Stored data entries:
==============================

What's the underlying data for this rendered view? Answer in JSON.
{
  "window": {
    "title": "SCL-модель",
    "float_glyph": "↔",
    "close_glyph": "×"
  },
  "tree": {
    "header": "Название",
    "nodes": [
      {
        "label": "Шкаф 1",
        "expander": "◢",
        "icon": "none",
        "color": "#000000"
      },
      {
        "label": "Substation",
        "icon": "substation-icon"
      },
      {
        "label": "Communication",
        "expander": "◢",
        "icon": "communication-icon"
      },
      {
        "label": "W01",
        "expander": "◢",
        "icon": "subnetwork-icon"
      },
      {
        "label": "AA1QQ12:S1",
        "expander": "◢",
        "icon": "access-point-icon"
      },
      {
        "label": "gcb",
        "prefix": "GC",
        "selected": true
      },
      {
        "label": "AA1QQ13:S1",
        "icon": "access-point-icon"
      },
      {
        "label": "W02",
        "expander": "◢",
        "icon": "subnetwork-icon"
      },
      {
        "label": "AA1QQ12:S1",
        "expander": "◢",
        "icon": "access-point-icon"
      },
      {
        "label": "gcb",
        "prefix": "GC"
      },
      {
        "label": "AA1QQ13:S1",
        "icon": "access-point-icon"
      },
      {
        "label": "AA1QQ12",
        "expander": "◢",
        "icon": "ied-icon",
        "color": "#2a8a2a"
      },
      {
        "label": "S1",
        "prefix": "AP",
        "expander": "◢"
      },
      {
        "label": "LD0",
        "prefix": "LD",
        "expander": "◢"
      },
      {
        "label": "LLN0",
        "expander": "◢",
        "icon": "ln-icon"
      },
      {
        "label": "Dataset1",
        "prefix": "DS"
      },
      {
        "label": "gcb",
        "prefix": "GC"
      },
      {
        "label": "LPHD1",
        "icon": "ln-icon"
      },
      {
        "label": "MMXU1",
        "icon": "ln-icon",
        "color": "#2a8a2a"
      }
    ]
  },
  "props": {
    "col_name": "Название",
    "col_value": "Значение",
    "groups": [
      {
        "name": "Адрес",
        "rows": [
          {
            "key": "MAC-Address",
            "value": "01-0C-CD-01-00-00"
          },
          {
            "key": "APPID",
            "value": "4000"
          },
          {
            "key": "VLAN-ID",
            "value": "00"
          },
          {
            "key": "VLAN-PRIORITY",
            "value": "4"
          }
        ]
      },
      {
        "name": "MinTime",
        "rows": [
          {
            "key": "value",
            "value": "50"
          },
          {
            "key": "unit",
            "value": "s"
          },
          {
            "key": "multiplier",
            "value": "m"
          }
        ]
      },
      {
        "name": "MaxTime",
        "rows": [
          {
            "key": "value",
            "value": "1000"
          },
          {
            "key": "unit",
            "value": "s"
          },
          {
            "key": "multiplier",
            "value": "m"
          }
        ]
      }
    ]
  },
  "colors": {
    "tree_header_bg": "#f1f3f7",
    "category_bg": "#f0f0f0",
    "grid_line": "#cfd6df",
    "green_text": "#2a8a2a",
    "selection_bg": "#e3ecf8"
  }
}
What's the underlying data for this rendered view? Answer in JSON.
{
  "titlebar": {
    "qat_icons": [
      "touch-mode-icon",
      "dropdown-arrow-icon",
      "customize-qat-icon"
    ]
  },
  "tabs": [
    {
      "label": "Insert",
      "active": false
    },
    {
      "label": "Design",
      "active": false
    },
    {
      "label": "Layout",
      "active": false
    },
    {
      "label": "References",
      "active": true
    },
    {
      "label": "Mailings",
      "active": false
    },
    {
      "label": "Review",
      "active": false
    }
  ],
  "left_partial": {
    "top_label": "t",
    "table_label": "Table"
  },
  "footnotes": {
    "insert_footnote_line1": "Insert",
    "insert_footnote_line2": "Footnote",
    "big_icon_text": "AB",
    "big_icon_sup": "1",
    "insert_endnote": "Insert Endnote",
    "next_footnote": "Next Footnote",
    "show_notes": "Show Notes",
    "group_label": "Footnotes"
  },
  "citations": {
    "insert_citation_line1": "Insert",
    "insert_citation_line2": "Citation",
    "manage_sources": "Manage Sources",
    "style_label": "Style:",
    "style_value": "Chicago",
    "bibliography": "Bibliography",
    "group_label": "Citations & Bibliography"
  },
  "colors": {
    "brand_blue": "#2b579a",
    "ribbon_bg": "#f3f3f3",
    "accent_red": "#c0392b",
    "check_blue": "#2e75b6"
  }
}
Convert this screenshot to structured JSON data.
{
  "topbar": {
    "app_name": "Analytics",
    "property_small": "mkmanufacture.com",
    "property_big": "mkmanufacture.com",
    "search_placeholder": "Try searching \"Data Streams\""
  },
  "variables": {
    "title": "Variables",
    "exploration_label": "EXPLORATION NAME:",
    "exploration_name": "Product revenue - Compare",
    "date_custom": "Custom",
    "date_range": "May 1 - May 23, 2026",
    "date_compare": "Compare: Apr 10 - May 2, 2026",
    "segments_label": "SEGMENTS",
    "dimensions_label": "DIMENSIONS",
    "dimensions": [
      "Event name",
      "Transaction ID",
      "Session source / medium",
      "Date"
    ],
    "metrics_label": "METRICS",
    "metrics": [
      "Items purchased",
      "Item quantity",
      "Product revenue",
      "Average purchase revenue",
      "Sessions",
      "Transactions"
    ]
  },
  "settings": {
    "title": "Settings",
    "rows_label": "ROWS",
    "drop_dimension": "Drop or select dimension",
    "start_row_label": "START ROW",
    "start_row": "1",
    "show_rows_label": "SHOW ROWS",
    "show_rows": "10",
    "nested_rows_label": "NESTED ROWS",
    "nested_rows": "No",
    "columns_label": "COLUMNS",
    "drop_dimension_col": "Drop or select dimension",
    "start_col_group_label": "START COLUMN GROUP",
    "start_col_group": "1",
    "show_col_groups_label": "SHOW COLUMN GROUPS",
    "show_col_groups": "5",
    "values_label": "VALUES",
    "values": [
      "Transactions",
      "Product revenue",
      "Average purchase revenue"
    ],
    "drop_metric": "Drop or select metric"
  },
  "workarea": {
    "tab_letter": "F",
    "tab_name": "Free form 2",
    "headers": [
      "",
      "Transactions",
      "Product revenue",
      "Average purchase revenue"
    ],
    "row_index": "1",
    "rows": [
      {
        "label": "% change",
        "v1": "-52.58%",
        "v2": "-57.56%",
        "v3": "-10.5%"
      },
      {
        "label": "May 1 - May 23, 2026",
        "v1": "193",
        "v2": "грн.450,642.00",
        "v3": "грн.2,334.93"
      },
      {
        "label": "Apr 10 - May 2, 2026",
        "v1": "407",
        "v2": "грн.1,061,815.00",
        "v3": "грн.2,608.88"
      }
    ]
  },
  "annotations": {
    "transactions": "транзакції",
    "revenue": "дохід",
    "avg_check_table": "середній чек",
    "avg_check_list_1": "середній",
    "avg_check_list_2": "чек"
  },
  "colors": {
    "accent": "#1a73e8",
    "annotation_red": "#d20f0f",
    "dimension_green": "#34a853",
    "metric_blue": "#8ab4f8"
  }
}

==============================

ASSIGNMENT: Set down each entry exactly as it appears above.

RESPONSE TO THE EXERCISE:
What's the underlying data for this rendered view? Answer in JSON.
{
  "window": {
    "title": "SCL-модель",
    "float_glyph": "↔",
    "close_glyph": "×"
  },
  "tree": {
    "header": "Название",
    "nodes": [
      {
        "label": "Шкаф 1",
        "expander": "◢",
        "icon": "none",
        "color": "#000000"
      },
      {
        "label": "Substation",
        "icon": "substation-icon"
      },
      {
        "label": "Communication",
        "expander": "◢",
        "icon": "communication-icon"
      },
      {
        "label": "W01",
        "expander": "◢",
        "icon": "subnetwork-icon"
      },
      {
        "label": "AA1QQ12:S1",
        "expander": "◢",
        "icon": "access-point-icon"
      },
      {
        "label": "gcb",
        "prefix": "GC",
        "selected": true
      },
      {
        "label": "AA1QQ13:S1",
        "icon": "access-point-icon"
      },
      {
        "label": "W02",
        "expander": "◢",
        "icon": "subnetwork-icon"
      },
      {
        "label": "AA1QQ12:S1",
        "expander": "◢",
        "icon": "access-point-icon"
      },
      {
        "label": "gcb",
        "prefix": "GC"
      },
      {
        "label": "AA1QQ13:S1",
        "icon": "access-point-icon"
      },
      {
        "label": "AA1QQ12",
        "expander": "◢",
        "icon": "ied-icon",
        "color": "#2a8a2a"
      },
      {
        "label": "S1",
        "prefix": "AP",
        "expander": "◢"
      },
      {
        "label": "LD0",
        "prefix": "LD",
        "expander": "◢"
      },
      {
        "label": "LLN0",
        "expander": "◢",
        "icon": "ln-icon"
      },
      {
        "label": "Dataset1",
        "prefix": "DS"
      },
      {
        "label": "gcb",
        "prefix": "GC"
      },
      {
        "label": "LPHD1",
        "icon": "ln-icon"
      },
      {
        "label": "MMXU1",
        "icon": "ln-icon",
        "color": "#2a8a2a"
      }
    ]
  },
  "props": {
    "col_name": "Название",
    "col_value": "Значение",
    "groups": [
      {
        "name": "Адрес",
        "rows": [
          {
            "key": "MAC-Address",
            "value": "01-0C-CD-01-00-00"
          },
          {
            "key": "APPID",
            "value": "4000"
          },
          {
            "key": "VLAN-ID",
            "value": "00"
          },
          {
            "key": "VLAN-PRIORITY",
            "value": "4"
          }
        ]
      },
      {
        "name": "MinTime",
        "rows": [
          {
            "key": "value",
            "value": "50"
          },
          {
            "key": "unit",
            "value": "s"
          },
          {
            "key": "multiplier",
            "value": "m"
          }
        ]
      },
      {
        "name": "MaxTime",
        "rows": [
          {
            "key": "value",
            "value": "1000"
          },
          {
            "key": "unit",
            "value": "s"
          },
          {
            "key": "multiplier",
            "value": "m"
          }
        ]
      }
    ]
  },
  "colors": {
    "tree_header_bg": "#f1f3f7",
    "category_bg": "#f0f0f0",
    "grid_line": "#cfd6df",
    "green_text": "#2a8a2a",
    "selection_bg": "#e3ecf8"
  }
}
What's the underlying data for this rendered view? Answer in JSON.
{
  "titlebar": {
    "qat_icons": [
      "touch-mode-icon",
      "dropdown-arrow-icon",
      "customize-qat-icon"
    ]
  },
  "tabs": [
    {
      "label": "Insert",
      "active": false
    },
    {
      "label": "Design",
      "active": false
    },
    {
      "label": "Layout",
      "active": false
    },
    {
      "label": "References",
      "active": true
    },
    {
      "label": "Mailings",
      "active": false
    },
    {
      "label": "Review",
      "active": false
    }
  ],
  "left_partial": {
    "top_label": "t",
    "table_label": "Table"
  },
  "footnotes": {
    "insert_footnote_line1": "Insert",
    "insert_footnote_line2": "Footnote",
    "big_icon_text": "AB",
    "big_icon_sup": "1",
    "insert_endnote": "Insert Endnote",
    "next_footnote": "Next Footnote",
    "show_notes": "Show Notes",
    "group_label": "Footnotes"
  },
  "citations": {
    "insert_citation_line1": "Insert",
    "insert_citation_line2": "Citation",
    "manage_sources": "Manage Sources",
    "style_label": "Style:",
    "style_value": "Chicago",
    "bibliography": "Bibliography",
    "group_label": "Citations & Bibliography"
  },
  "colors": {
    "brand_blue": "#2b579a",
    "ribbon_bg": "#f3f3f3",
    "accent_red": "#c0392b",
    "check_blue": "#2e75b6"
  }
}
Convert this screenshot to structured JSON data.
{
  "topbar": {
    "app_name": "Analytics",
    "property_small": "mkmanufacture.com",
    "property_big": "mkmanufacture.com",
    "search_placeholder": "Try searching \"Data Streams\""
  },
  "variables": {
    "title": "Variables",
    "exploration_label": "EXPLORATION NAME:",
    "exploration_name": "Product revenue - Compare",
    "date_custom": "Custom",
    "date_range": "May 1 - May 23, 2026",
    "date_compare": "Compare: Apr 10 - May 2, 2026",
    "segments_label": "SEGMENTS",
    "dimensions_label": "DIMENSIONS",
    "dimensions": [
      "Event name",
      "Transaction ID",
      "Session source / medium",
      "Date"
    ],
    "metrics_label": "METRICS",
    "metrics": [
      "Items purchased",
      "Item quantity",
      "Product revenue",
      "Average purchase revenue",
      "Sessions",
      "Transactions"
    ]
  },
  "settings": {
    "title": "Settings",
    "rows_label": "ROWS",
    "drop_dimension": "Drop or select dimension",
    "start_row_label": "START ROW",
    "start_row": "1",
    "show_rows_label": "SHOW ROWS",
    "show_rows": "10",
    "nested_rows_label": "NESTED ROWS",
    "nested_rows": "No",
    "columns_label": "COLUMNS",
    "drop_dimension_col": "Drop or select dimension",
    "start_col_group_label": "START COLUMN GROUP",
    "start_col_group": "1",
    "show_col_groups_label": "SHOW COLUMN GROUPS",
    "show_col_groups": "5",
    "values_label": "VALUES",
    "values": [
      "Transactions",
      "Product revenue",
      "Average purchase revenue"
    ],
    "drop_metric": "Drop or select metric"
  },
  "workarea": {
    "tab_letter": "F",
    "tab_name": "Free form 2",
    "headers": [
      "",
      "Transactions",
      "Product revenue",
      "Average purchase revenue"
    ],
    "row_index": "1",
    "rows": [
      {
        "label": "% change",
        "v1": "-52.58%",
        "v2": "-57.56%",
        "v3": "-10.5%"
      },
      {
        "label": "May 1 - May 23, 2026",
        "v1": "193",
        "v2": "грн.450,642.00",
        "v3": "грн.2,334.93"
      },
      {
        "label": "Apr 10 - May 2, 2026",
        "v1": "407",
        "v2": "грн.1,061,815.00",
        "v3": "грн.2,608.88"
      }
    ]
  },
  "annotations": {
    "transactions": "транзакції",
    "revenue": "дохід",
    "avg_check_table": "середній чек",
    "avg_check_list_1": "середній",
    "avg_check_list_2": "чек"
  },
  "colors": {
    "accent": "#1a73e8",
    "annotation_red": "#d20f0f",
    "dimension_green": "#34a853",
    "metric_blue": "#8ab4f8"
  }
}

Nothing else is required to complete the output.